Ferrari and Alonso Look Like the Clowns of F1 with Result Fixing Scandal

Daniel GoochAnalyst IJuly 26, 2010

HOCKENHEIM, GERMANY - JULY 25:  Race winner Fernando Alonso (R) of Spain and Ferrari celebrates on the podium with second placed Felipe Massa (L) of Brazil and Ferrari following the German Grand Prix at Hockenheimring on July 25, 2010 in Hockenheim, Germany.  (Photo by Mark Thompson/Getty Images)
Mark Thompson/Getty Images

Ferrari face getting suspended from Formula One after fixing yesturday's German Grand Prix result.

Motorsports' most famous team turned the sport of F1 into a circus, illegally telling Massa to let teammate Alonso pass.  

Former F1 team chief Eddie Jordan said, "It was unlawful and it was theft. They stole from us the chance of having a wheel-to-wheel contest between the drivers.

"Ferrari should be ashamed. This was a team order. For me it is cheating and these two cars should be excluded. There is no upside to this."

The Italian team were fined just £65,000 (roughly what Alonso earns in a day on his £25 million-a-year salary) by race stewards, for using team orders, banned since 2002.

That's not the end of it though.

Ferrari have been hit with an even more serious charge of bringing the sport into disrepute. They have been ordered to appear in front of the World Motor Sport Council.

The WMSC has the power to kick a team out of the sport, the Championship, or change a result of a race.

F1 banned team orders eight years ago after an incident with Ferrari again where they told Rubens Barrichello to move over for Michael Schumacher in Austria.

Article 39.1 of F1 Sporting Regulations says, "Team orders which interfere with the race result are prohibited."

Many people in the sport are outraged with what happened including Former racer Anthony Davidson who said, "That was as blatant as it comes.
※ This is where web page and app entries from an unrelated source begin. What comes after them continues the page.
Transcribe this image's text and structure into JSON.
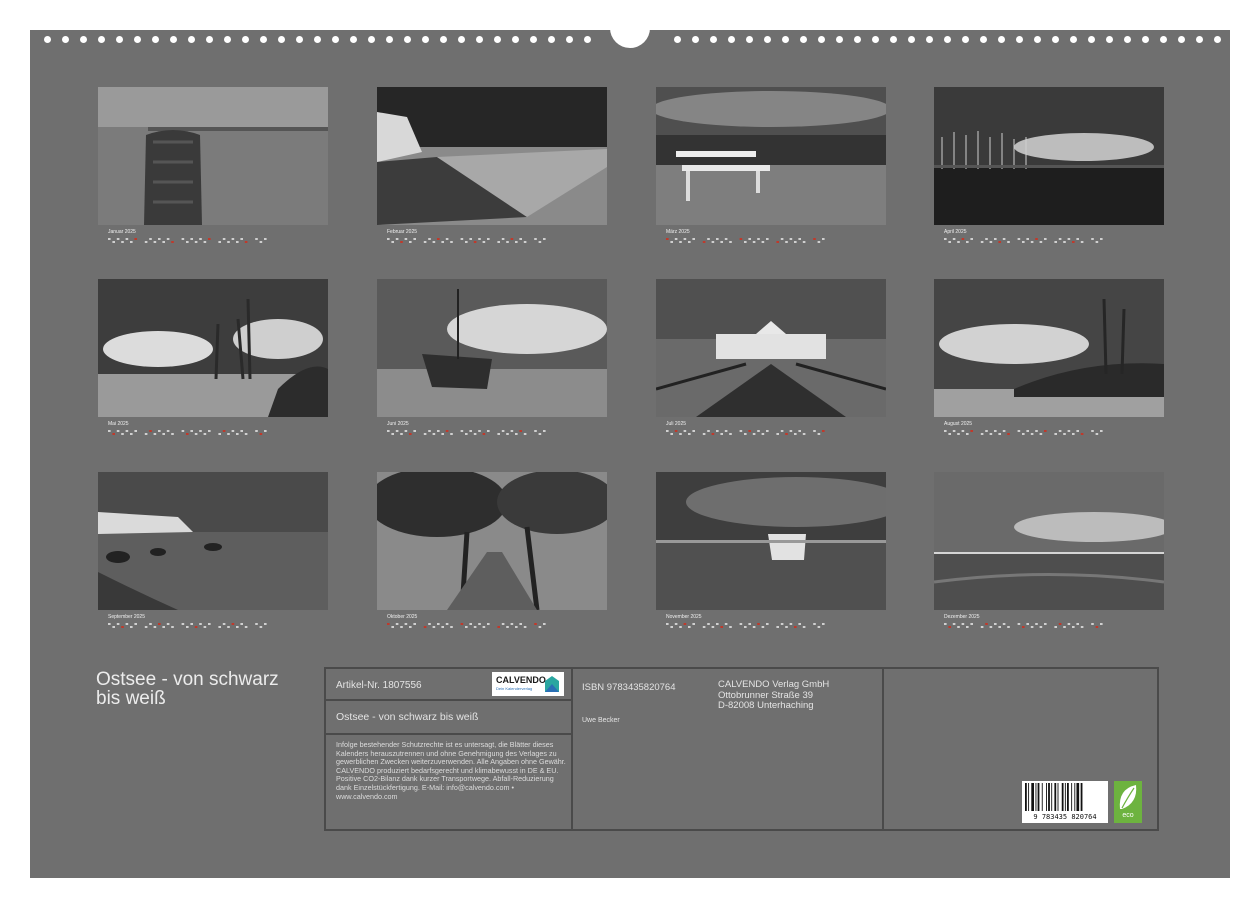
{
  "calendar_title": [
    "Ostsee - von schwarz",
    "bis weiß"
  ],
  "months": [
    {
      "name": "Januar",
      "year": "2025",
      "photo": "wooden-post-sea-photo"
    },
    {
      "name": "Februar",
      "year": "2025",
      "photo": "chalk-cliff-beach-photo"
    },
    {
      "name": "März",
      "year": "2025",
      "photo": "beach-bench-photo"
    },
    {
      "name": "April",
      "year": "2025",
      "photo": "harbor-sailboats-photo"
    },
    {
      "name": "Mai",
      "year": "2025",
      "photo": "dune-trees-photo"
    },
    {
      "name": "Juni",
      "year": "2025",
      "photo": "fishing-boat-beach-photo"
    },
    {
      "name": "Juli",
      "year": "2025",
      "photo": "pier-building-photo"
    },
    {
      "name": "August",
      "year": "2025",
      "photo": "coast-forest-photo"
    },
    {
      "name": "September",
      "year": "2025",
      "photo": "cliff-rocks-sea-photo"
    },
    {
      "name": "Oktober",
      "year": "2025",
      "photo": "tree-avenue-photo"
    },
    {
      "name": "November",
      "year": "2025",
      "photo": "boat-on-shore-photo"
    },
    {
      "name": "Dezember",
      "year": "2025",
      "photo": "calm-sea-horizon-photo"
    }
  ],
  "info": {
    "article_label": "Artikel-Nr. 1807556",
    "title": "Ostsee - von schwarz bis weiß",
    "legal_text": "Infolge bestehender Schutzrechte ist es untersagt, die Blätter dieses Kalenders herauszutrennen und ohne Genehmigung des Verlages zu gewerblichen Zwecken weiterzuverwenden. Alle Angaben ohne Gewähr. CALVENDO produziert bedarfsgerecht und klimabewusst in DE & EU. Positive CO2-Bilanz dank kurzer Transportwege. Abfall-Reduzierung dank Einzelstückfertigung. E-Mail: info@calvendo.com • www.calvendo.com",
    "isbn": "ISBN 9783435820764",
    "author": "Uwe Becker",
    "publisher": [
      "CALVENDO Verlag GmbH",
      "Ottobrunner Straße 39",
      "D-82008 Unterhaching"
    ],
    "logo_text": "CALVENDO",
    "logo_subtext": "Dein Kalenderverlag",
    "barcode_number": "9 783435 820764",
    "eco_label": "eco"
  },
  "colors": {
    "sheet": "#6f6f6f",
    "accent_red": "#c0392b",
    "eco_green": "#6db33f"
  }
}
We heard the message, the secret code. It's as clear as day."

What happened?

Massa moved from third to first on the grid at the first corner, as Vettel have an awful start.

The Red Bull driver tried to block the cars behind him, but lost out to both Ferraris.

With around 20 laps to go, Alonso was quicker than his Brazilian teammate, but couldn't get past him. He then came on the radio blasting, "This is ridiculous."

Massa then got a coded message on lap 47.

Ferrari race engineer Rob Smedley told Massa, "OK, so, Fernando is faster than you."

A lap later on lap 48, Smedley repeats the same message and then added, "Can you confirm you understood?"

Then, on lap 49, Massa showed he understood as he slowed down and pulled to the left, allowing Alonso to cruise into the lead.

Alonso finished first and Massa second. It was clear something was up on the podium. Alonso could have been happier being on top of the podium, but Massa looked gutted that he could have been there instead. 

Alonso's previous charges

Alonso is not new to scandal in Formula One. Throughout the last few years he has been in the moments that rocked the sport.

In Singapore in 2008, Alonso was well back in the field. He needed a safety car to bunch the cars back up together. Renault ordered teammate Nelson Piquet to crash. Alonso came from 15th to finish first.

The Renault team were handed a disqualification from F1, which was suspended for two years pending any further rule infringements. The two main men in this scandal where also punished. Briatore was banned from all FIA-sanctioned events for life, while Symonds was banned for five years.

In another moment that shocked the sport, Alonso threatened to dish the dirt on McLaren over the Ferrari-gate spy row in 2007 unless he was made their No 1 over rookie Lewis Hamilton.

These two didn't have the best friendship.

In the 2007 Hungarian Grand Prix qualifying rounds, Alonso controversially and deliberately delayed his pit stop exit, which prohibited Lewis Hamilton to complete his last qualification lap.

This was the moment of Alonso's implosion at McLaren, and when millions of F1 fans turned their back on the Spaniard.